* **Assignment**
Exactly as written, give back every record below.

* **Task inputs**
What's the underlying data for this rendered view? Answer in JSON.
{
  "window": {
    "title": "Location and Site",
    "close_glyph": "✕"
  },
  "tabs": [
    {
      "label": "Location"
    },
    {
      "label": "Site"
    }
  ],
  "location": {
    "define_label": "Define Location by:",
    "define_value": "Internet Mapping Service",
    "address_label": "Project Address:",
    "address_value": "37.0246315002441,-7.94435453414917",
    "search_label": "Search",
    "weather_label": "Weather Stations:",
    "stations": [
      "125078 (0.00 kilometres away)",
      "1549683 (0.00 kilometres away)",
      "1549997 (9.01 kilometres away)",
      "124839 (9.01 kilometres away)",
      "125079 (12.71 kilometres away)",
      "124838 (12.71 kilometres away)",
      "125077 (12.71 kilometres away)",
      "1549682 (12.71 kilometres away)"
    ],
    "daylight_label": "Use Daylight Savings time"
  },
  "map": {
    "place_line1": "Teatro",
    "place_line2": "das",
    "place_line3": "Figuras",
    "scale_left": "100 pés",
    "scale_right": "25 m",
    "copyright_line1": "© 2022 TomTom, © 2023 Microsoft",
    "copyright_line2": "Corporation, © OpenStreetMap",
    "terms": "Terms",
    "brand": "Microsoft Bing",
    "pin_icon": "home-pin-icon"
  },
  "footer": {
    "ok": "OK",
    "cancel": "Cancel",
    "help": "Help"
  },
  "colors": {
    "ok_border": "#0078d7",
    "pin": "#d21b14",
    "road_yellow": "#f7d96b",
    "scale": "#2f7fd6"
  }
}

* **Answer to the problem**
What's the underlying data for this rendered view? Answer in JSON.
{
  "window": {
    "title": "Location and Site",
    "close_glyph": "✕"
  },
  "tabs": [
    {
      "label": "Location"
    },
    {
      "label": "Site"
    }
  ],
  "location": {
    "define_label": "Define Location by:",
    "define_value": "Internet Mapping Service",
    "address_label": "Project Address:",
    "address_value": "37.0246315002441,-7.94435453414917",
    "search_label": "Search",
    "weather_label": "Weather Stations:",
    "stations": [
      "125078 (0.00 kilometres away)",
      "1549683 (0.00 kilometres away)",
      "1549997 (9.01 kilometres away)",
      "124839 (9.01 kilometres away)",
      "125079 (12.71 kilometres away)",
      "124838 (12.71 kilometres away)",
      "125077 (12.71 kilometres away)",
      "1549682 (12.71 kilometres away)"
    ],
    "daylight_label": "Use Daylight Savings time"
  },
  "map": {
    "place_line1": "Teatro",
    "place_line2": "das",
    "place_line3": "Figuras",
    "scale_left": "100 pés",
    "scale_right": "25 m",
    "copyright_line1": "© 2022 TomTom, © 2023 Microsoft",
    "copyright_line2": "Corporation, © OpenStreetMap",
    "terms": "Terms",
    "brand": "Microsoft Bing",
    "pin_icon": "home-pin-icon"
  },
  "footer": {
    "ok": "OK",
    "cancel": "Cancel",
    "help": "Help"
  },
  "colors": {
    "ok_border": "#0078d7",
    "pin": "#d21b14",
    "road_yellow": "#f7d96b",
    "scale": "#2f7fd6"
  }
}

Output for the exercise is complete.